Baby you can drive my car: business opportunities in the sharing economy

A new economy is on the rise. A growing number of companies are gaining interest in an economy where collaboration is essential. This emerging economy has many names, from Collaborative Consumption to lease-society, from peer economy to maker movement. But it all comes down to the same thing: we share. This exchange is not only limited to tangible objects, but can also include the exchange of skills or services, for example a shared car drive.

Sharing is not a new phenomenon. But due to the Internet and other innovations the scale on which the sharing economy is operating is much bigger today. Where does this renewed interest in sharing come from and what are the opportunities for companies?

From hyper consumption to sharing economy

We live in a predominantly capitalistic society. Our way of consuming is based on a fascinating system. In order to sustain itself, it needs to grow. In order to grow, it needs to be fed with more consumption. Psychologically it works like this: people want to own more as they acquire more, which is of great convenience for business, they’ll produce and sell in an equal pace. Within the past century, we saw the unprecedented rise of individual property, credit, and commercials. Together they resulted in a system of hyper consumption.

Entering the 21st century – certainly after the start of the economic crisis of 2008 – we see a shift from a consuming, individual society to a culture where a growing number of people are starting to collaborate. During the crisis, people began to lose their trust in large organizations who seem to appear only as greedy, hungry monsters only looking for one thing: profits. The new emerging economy offers a new perspective to these people. Shared access overrules individual ownership, reputation is the new credit and commercials are replaced by the quality of the community. These three pillars are the basis of the Sharing Economy.

Shared access

In the sharing economy, it’s about ‘access’ over ownership. We have to make a mind shift, instead of owning a product; we’re using the services a product provides. In other words, we don’t need the light bulb, we need the lumen. Like mushrooms in autumn, companies with a sharing philosophy pop up everywhere. On the popular platform of Airbnb, people rent out their spare room, air mattress or backyard tree house to visitors. On peerby, neighbours lend out their toolkits. Do you need advice on your business plan, or do you want to learn Spanish? Konnektid will connect you to a person who can help. And for easy transport, you can always borrow a car via Snappcar. These platforms offer consumer-to-consumer sharing services. A typical B2B platform is Floow2, where heavy construction vehicles and business equipment are being shared. B2C platforms, such as Netflix, see their list of customers grow. Important in the sharing economy is your community or network. The bigger it is and the more whufffie you have, the more access to goods, skills and services are being offered. Which leads us to explore the whuffie-factor.

 Share stuff, gain whuff!

You probably wouldn’t lend your car as easy to a stranger as you would with your garden tools.
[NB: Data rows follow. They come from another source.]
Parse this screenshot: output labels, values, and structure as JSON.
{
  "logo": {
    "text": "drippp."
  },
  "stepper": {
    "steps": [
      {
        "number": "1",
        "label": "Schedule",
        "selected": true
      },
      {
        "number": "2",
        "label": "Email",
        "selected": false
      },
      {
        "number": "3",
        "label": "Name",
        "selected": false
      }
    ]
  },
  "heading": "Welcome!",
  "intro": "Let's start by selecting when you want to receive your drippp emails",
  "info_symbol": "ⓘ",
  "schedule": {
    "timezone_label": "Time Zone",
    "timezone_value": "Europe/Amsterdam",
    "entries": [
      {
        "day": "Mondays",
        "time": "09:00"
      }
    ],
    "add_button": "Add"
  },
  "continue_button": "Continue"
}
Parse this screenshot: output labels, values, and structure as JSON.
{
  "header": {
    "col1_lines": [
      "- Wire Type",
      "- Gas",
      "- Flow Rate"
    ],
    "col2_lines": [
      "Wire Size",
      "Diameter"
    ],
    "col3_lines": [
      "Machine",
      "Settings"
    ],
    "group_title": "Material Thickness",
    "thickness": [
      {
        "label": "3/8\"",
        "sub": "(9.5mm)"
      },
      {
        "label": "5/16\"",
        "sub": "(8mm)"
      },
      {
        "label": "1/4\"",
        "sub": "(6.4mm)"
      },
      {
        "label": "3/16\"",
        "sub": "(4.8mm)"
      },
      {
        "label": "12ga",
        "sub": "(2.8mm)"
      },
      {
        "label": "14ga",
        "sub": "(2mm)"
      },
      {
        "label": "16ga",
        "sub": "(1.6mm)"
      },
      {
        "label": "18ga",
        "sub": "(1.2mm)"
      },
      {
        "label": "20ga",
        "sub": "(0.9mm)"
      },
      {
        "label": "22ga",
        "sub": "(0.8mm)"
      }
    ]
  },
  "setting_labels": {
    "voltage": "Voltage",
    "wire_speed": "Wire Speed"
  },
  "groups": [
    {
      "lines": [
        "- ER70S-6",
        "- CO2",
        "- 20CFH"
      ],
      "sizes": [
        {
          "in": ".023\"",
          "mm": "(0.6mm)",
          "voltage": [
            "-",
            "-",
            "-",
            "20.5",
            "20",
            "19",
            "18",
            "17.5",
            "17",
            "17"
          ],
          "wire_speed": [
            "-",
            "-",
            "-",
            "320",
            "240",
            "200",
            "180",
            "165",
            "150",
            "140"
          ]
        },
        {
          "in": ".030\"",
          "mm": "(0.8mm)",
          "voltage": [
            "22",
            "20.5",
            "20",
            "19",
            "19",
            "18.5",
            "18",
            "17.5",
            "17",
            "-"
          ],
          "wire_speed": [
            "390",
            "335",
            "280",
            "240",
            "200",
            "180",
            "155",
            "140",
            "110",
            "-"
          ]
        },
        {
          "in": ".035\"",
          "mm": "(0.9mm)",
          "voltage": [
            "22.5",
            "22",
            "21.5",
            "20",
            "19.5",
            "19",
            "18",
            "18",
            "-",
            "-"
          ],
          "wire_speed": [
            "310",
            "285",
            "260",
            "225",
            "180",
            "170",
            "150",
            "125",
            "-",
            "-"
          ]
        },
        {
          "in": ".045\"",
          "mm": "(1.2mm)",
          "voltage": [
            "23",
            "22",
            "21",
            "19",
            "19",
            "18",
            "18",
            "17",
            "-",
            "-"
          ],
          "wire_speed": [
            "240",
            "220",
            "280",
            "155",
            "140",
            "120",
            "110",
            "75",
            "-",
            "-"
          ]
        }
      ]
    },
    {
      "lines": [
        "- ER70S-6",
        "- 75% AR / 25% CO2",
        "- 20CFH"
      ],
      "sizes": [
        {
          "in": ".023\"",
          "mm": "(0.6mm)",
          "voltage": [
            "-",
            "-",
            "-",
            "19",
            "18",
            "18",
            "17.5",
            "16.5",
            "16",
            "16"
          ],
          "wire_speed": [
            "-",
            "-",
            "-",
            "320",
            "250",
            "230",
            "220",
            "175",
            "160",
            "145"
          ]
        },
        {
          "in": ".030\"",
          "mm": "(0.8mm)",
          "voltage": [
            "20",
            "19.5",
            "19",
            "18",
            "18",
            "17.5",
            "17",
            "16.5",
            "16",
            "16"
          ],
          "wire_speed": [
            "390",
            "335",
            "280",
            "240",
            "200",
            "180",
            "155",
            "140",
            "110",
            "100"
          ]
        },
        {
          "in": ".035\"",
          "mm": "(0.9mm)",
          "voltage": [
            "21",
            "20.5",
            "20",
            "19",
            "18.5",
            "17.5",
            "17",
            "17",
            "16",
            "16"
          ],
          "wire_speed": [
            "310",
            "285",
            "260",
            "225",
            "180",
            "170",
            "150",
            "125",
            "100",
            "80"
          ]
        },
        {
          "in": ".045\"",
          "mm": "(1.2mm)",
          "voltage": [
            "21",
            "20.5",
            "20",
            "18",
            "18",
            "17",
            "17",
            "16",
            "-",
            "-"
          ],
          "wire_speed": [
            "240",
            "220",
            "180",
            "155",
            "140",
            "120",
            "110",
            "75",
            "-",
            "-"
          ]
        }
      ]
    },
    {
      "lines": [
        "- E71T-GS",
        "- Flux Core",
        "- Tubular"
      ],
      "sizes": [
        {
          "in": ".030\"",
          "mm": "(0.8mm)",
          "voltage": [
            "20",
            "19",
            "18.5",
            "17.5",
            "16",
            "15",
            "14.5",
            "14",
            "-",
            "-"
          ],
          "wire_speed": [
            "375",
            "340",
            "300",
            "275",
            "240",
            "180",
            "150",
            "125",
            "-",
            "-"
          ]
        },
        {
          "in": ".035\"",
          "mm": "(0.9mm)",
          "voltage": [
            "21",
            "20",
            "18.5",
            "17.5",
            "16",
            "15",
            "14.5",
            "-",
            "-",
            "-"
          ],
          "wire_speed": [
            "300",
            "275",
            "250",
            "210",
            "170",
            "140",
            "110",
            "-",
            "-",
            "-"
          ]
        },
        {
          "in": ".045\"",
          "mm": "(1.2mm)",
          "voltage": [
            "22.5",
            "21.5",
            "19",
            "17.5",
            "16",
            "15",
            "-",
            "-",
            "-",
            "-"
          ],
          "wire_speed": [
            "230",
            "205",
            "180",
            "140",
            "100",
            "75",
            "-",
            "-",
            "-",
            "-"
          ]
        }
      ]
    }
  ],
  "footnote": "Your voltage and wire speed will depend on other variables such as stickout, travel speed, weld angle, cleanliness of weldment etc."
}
In essence, the exchange comes down to a relation of trust. Trust is mainly build on the reputation of both the lender and the borrower. In the sharing economy, reputation is your capital: it’s social capital. And its’ currency is called Whuffie. Whuffie originates from the book Down and Out in the Magic Kingdom by Cory Doctorow. In this novel, money no longer exists and people pay with whuffie. Whuffie is obtained through sharing goods, skills or other services. The good thing is: the more you share, the more whuffie you receive. For companies, social image or whuffie is just as important. Examples of companies who have already joined the sharing economy are Bosch, with a leasing model for washing machines and refrigerators, and Achmea, who have started their own sharing initiative: WeHelpen.

Community

Whuffie is a strange currency because it’s not directly visible. It is measured only in your relation to other people. You need to build a community of trust with the people or companies around you. Only trying to sell your product will not work. You will have to reach out to your customers and make a real, long-term connection, for example through a leasing system or after-sales services, so they will come back. But also think of the numerous opportunities there are online. The web is getting bigger and bigger and there are an increasing number of websites and apps that offer sharing opportunities all around the world. The sharing economy is a local community on global scale.

Together, we have created a glocal community where people can share items, save money and have more contact with each other, online but even better in real life. For companies, the sharing economy has created new markets via access versus ownership; it sparked the consumer mind-set of we and together instead me, me and me; it has extended customer relationships from ‘point in time’ to ‘point across time’ and created word of mouth through a user community.

The sharing economy is growing. Not only new individuals, but also institutions as the municipality of Amsterdam (Amsterdam Economic Board) and Brussels have shown interest and discuss the possibilities of how to best facilitate the sharing movement. This shows that the sharing economy is not just a flash in the pan but is here to stay.

Author: Fien, intern at The Terrace. In the coming months, she will submerge herself into the world of the sharing economy.